European port workers frustrated by commission’s inaction on pressing matters
European port worker associations are disappointed and frustrated by the inaction of the European Commission on the challenges faced by the port sector due to COVID-19 as well as withdrawal of capacity by major liner companies.
The social partners of the European Sectoral Social Dialogue Committee for Ports, ETF, FEPORT, ESPO and IDC expressed their disappointment and frustration with respect to the lack of support and responsiveness from the commission on several key topics for the port sector in a letter sent to Commissioners Schmidt, Valean and Vestager.
The transport worker associations insist that they have alerted the EU Commission about the situation that prevails within the maritime logistics chain as a result of the lasting joint withdrawal of maritime capacities by major liner shipping lines.
“The effects of the low schedule reliability are cascading down and disrupting not only the organization of ports and terminals but also customers’ and other actors’ of the supply chain. Social partners deplore that these developments have not been followed-up by the EU Commission,” a joint statement from the organizations reads.
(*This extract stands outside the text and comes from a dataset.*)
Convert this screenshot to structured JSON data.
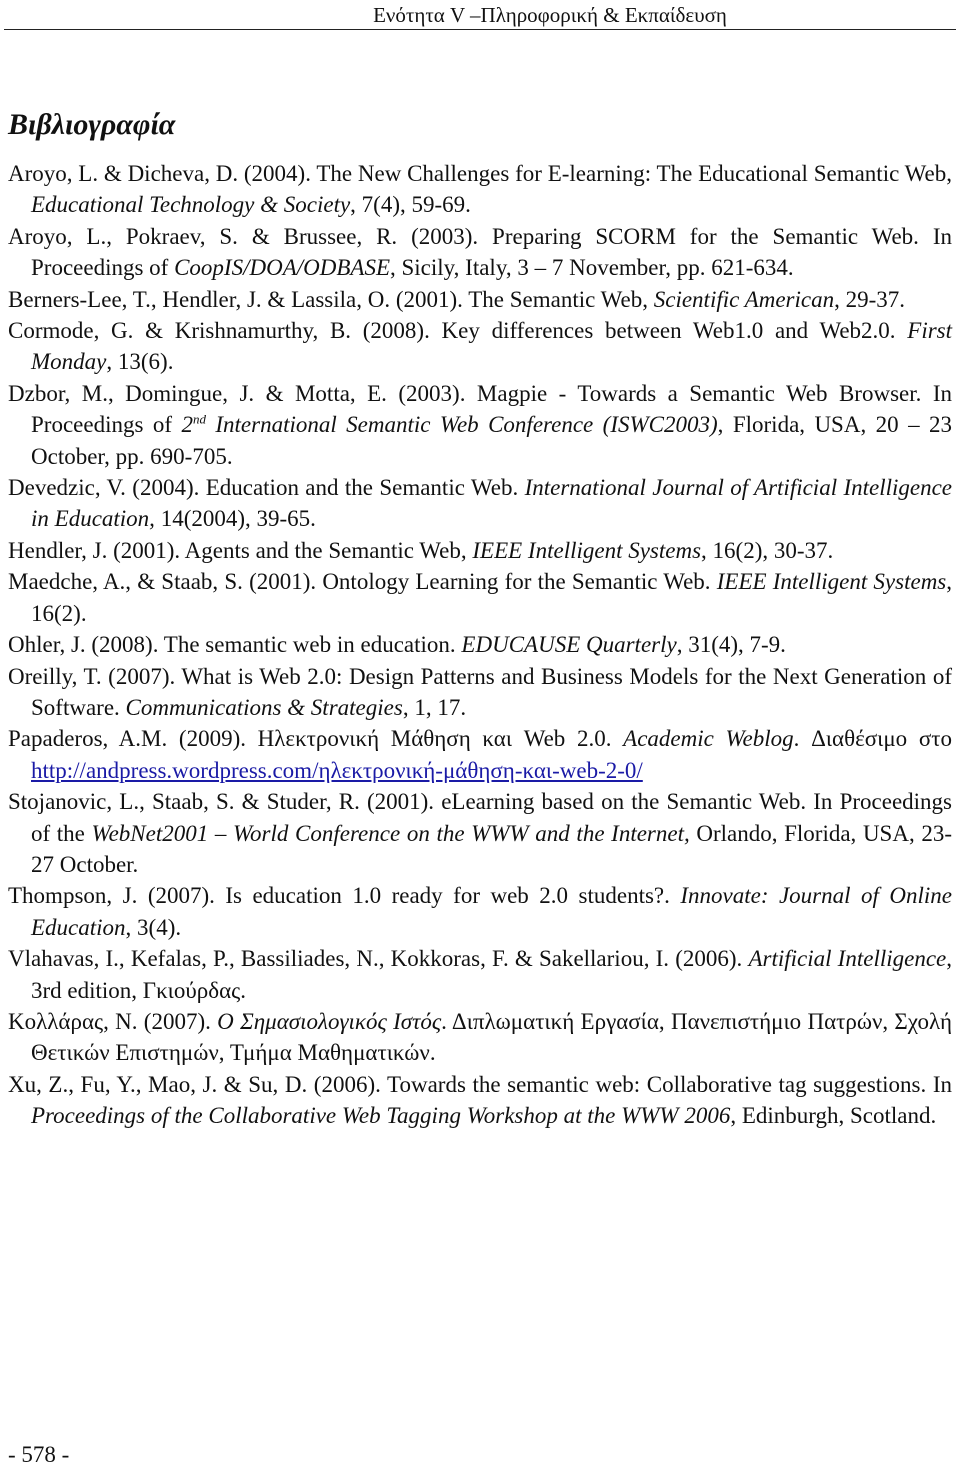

Data from Sea-Intelligence shows that global schedule reliability dropped to 44.6% in December 2020, the lowest across all months since Sea-Intelligence introduced the benchmark in 2011. Compared to December 2019, schedule reliability is -31.7 percentage points lower, and is the fifth consecutive month to mark a double-digit Y/Y decline.
This slump in schedule reliability coincided with the carriers’ introduction of capacity on the major trade lanes.
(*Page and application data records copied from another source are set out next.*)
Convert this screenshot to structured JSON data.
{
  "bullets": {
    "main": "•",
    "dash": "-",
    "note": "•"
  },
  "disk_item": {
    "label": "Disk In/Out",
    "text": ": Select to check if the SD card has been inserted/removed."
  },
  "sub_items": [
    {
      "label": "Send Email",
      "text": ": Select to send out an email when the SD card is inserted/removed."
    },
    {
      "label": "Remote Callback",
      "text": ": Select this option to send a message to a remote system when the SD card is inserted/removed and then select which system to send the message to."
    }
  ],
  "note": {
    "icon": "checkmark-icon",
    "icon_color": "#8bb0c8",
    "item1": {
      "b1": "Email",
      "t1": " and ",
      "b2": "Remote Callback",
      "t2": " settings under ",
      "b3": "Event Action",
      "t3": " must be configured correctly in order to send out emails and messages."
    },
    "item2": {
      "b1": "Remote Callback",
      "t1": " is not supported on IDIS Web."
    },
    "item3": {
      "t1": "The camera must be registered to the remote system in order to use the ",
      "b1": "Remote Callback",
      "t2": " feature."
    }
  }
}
Combined with container shortage and demand upsurge as well as labour force shortages due to Covid-19 infections, there has been continued widespread port congestion.
With carriers still not letting off capacity-wise, especially on the major trades, not even for Chinese New Year, shippers might not see improving schedule reliability until 2021-Q2, Sea-Intelligence estimates.
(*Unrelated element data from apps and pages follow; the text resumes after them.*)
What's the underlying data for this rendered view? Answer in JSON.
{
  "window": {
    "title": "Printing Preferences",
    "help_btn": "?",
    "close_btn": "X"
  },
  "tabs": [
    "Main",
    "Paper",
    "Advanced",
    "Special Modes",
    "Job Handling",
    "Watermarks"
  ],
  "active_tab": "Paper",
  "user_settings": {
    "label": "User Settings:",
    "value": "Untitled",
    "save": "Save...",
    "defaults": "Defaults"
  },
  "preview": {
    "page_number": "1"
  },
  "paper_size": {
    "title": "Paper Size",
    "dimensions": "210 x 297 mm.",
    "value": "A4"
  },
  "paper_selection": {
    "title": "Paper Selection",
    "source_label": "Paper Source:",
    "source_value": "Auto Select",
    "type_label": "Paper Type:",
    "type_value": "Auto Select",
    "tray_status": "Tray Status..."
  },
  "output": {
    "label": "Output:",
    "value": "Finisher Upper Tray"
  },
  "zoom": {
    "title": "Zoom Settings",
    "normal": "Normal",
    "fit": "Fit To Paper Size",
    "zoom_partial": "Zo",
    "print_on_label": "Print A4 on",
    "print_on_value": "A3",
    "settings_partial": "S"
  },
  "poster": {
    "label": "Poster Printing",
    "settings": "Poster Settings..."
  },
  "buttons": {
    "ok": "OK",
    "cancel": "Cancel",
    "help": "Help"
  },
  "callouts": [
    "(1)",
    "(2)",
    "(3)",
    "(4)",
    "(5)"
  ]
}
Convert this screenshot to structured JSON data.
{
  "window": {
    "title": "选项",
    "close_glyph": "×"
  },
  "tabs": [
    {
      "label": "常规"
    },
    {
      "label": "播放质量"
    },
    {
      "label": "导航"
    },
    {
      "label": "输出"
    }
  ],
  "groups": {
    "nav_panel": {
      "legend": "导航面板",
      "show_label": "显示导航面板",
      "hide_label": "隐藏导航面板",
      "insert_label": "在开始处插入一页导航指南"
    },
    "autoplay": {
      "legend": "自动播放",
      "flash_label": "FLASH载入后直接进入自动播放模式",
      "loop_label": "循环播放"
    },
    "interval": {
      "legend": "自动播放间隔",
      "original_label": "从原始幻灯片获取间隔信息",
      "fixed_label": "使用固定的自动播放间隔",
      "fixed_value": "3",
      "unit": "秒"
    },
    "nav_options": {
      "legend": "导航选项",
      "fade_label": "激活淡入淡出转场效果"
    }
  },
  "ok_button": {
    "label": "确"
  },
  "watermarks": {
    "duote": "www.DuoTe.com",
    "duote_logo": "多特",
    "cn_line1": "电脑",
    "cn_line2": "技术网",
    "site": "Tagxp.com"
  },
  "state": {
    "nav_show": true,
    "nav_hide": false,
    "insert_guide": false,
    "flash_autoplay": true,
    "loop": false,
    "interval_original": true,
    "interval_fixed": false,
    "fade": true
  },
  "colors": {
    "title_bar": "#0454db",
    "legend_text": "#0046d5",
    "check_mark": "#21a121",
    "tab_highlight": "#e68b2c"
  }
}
ETF, FEPORT, ESPO and IDC are calling on the commission to launch a more active dialogue and a real follow-up of ongoing developments, stressing that they want to engage in real debates in the pressing matters and don’t want the social dialogue to be a “mere cosmetic exercise”.
“While remaining faithful to their commitment, and until the social dialogue resumes, the social partners will carry on their work bilaterally through technical expert groups on the agreed work programme and on important issues such as health and safety of port workers where the EU Commission has since the start of the discussions in 2014 not been able to provide more effective support to find a solution to such a serious problem,” the joint statement further adds.
“ETF, FEPORT, ESPO and IDC reiterate their invitation to the EU Commission to initiate a thorough discussion about the future of the EU Sectoral Social Dialogue for Ports.”